RECORDS FOR THIS TASK below:

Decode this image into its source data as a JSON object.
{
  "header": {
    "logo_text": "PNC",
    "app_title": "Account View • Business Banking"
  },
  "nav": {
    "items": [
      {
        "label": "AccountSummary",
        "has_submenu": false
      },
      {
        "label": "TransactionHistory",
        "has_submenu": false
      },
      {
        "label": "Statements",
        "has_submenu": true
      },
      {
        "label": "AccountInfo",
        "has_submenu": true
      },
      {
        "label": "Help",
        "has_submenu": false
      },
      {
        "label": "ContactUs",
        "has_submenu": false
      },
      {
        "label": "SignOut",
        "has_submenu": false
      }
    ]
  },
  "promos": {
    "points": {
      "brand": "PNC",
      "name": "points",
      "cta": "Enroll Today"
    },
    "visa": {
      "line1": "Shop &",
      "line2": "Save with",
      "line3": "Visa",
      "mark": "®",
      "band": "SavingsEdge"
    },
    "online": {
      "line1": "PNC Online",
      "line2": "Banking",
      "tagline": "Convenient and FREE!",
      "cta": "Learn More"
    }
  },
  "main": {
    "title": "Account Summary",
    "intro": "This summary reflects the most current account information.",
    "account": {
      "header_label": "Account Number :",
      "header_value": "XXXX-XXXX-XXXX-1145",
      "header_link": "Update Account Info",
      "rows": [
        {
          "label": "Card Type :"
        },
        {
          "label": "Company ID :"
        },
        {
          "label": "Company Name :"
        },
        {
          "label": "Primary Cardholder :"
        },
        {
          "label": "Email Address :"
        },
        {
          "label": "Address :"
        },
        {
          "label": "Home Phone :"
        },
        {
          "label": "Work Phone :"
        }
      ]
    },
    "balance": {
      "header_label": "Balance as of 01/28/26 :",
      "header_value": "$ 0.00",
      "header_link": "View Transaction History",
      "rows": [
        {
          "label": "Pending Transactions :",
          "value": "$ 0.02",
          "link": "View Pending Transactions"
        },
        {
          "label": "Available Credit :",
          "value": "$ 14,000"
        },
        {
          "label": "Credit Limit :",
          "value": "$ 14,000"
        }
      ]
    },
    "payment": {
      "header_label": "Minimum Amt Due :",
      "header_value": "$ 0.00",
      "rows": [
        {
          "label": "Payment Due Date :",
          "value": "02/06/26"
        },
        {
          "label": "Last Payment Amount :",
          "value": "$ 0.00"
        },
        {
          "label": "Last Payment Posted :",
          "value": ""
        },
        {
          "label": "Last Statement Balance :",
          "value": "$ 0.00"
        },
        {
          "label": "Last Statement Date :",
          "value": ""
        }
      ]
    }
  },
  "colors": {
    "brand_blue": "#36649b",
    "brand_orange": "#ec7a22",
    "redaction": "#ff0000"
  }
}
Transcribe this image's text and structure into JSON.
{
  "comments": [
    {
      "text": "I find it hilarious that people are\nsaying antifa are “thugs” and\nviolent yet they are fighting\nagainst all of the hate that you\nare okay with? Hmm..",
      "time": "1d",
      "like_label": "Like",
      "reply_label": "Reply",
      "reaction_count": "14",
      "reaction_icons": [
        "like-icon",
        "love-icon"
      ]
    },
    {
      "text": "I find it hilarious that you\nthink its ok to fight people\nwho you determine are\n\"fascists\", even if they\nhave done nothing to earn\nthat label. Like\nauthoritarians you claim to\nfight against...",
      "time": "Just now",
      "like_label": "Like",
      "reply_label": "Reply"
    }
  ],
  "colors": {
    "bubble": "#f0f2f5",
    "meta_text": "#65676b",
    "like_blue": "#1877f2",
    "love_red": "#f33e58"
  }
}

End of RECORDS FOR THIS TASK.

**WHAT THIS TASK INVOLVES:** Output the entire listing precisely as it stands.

**RESPONSE TO THIS TASK:**
Decode this image into its source data as a JSON object.
{
  "header": {
    "logo_text": "PNC",
    "app_title": "Account View • Business Banking"
  },
  "nav": {
    "items": [
      {
        "label": "AccountSummary",
        "has_submenu": false
      },
      {
        "label": "TransactionHistory",
        "has_submenu": false
      },
      {
        "label": "Statements",
        "has_submenu": true
      },
      {
        "label": "AccountInfo",
        "has_submenu": true
      },
      {
        "label": "Help",
        "has_submenu": false
      },
      {
        "label": "ContactUs",
        "has_submenu": false
      },
      {
        "label": "SignOut",
        "has_submenu": false
      }
    ]
  },
  "promos": {
    "points": {
      "brand": "PNC",
      "name": "points",
      "cta": "Enroll Today"
    },
    "visa": {
      "line1": "Shop &",
      "line2": "Save with",
      "line3": "Visa",
      "mark": "®",
      "band": "SavingsEdge"
    },
    "online": {
      "line1": "PNC Online",
      "line2": "Banking",
      "tagline": "Convenient and FREE!",
      "cta": "Learn More"
    }
  },
  "main": {
    "title": "Account Summary",
    "intro": "This summary reflects the most current account information.",
    "account": {
      "header_label": "Account Number :",
      "header_value": "XXXX-XXXX-XXXX-1145",
      "header_link": "Update Account Info",
      "rows": [
        {
          "label": "Card Type :"
        },
        {
          "label": "Company ID :"
        },
        {
          "label": "Company Name :"
        },
        {
          "label": "Primary Cardholder :"
        },
        {
          "label": "Email Address :"
        },
        {
          "label": "Address :"
        },
        {
          "label": "Home Phone :"
        },
        {
          "label": "Work Phone :"
        }
      ]
    },
    "balance": {
      "header_label": "Balance as of 01/28/26 :",
      "header_value": "$ 0.00",
      "header_link": "View Transaction History",
      "rows": [
        {
          "label": "Pending Transactions :",
          "value": "$ 0.02",
          "link": "View Pending Transactions"
        },
        {
          "label": "Available Credit :",
          "value": "$ 14,000"
        },
        {
          "label": "Credit Limit :",
          "value": "$ 14,000"
        }
      ]
    },
    "payment": {
      "header_label": "Minimum Amt Due :",
      "header_value": "$ 0.00",
      "rows": [
        {
          "label": "Payment Due Date :",
          "value": "02/06/26"
        },
        {
          "label": "Last Payment Amount :",
          "value": "$ 0.00"
        },
        {
          "label": "Last Payment Posted :",
          "value": ""
        },
        {
          "label": "Last Statement Balance :",
          "value": "$ 0.00"
        },
        {
          "label": "Last Statement Date :",
          "value": ""
        }
      ]
    }
  },
  "colors": {
    "brand_blue": "#36649b",
    "brand_orange": "#ec7a22",
    "redaction": "#ff0000"
  }
}
Transcribe this image's text and structure into JSON.
{
  "comments": [
    {
      "text": "I find it hilarious that people are\nsaying antifa are “thugs” and\nviolent yet they are fighting\nagainst all of the hate that you\nare okay with? Hmm..",
      "time": "1d",
      "like_label": "Like",
      "reply_label": "Reply",
      "reaction_count": "14",
      "reaction_icons": [
        "like-icon",
        "love-icon"
      ]
    },
    {
      "text": "I find it hilarious that you\nthink its ok to fight people\nwho you determine are\n\"fascists\", even if they\nhave done nothing to earn\nthat label. Like\nauthoritarians you claim to\nfight against...",
      "time": "Just now",
      "like_label": "Like",
      "reply_label": "Reply"
    }
  ],
  "colors": {
    "bubble": "#f0f2f5",
    "meta_text": "#65676b",
    "like_blue": "#1877f2",
    "love_red": "#f33e58"
  }
}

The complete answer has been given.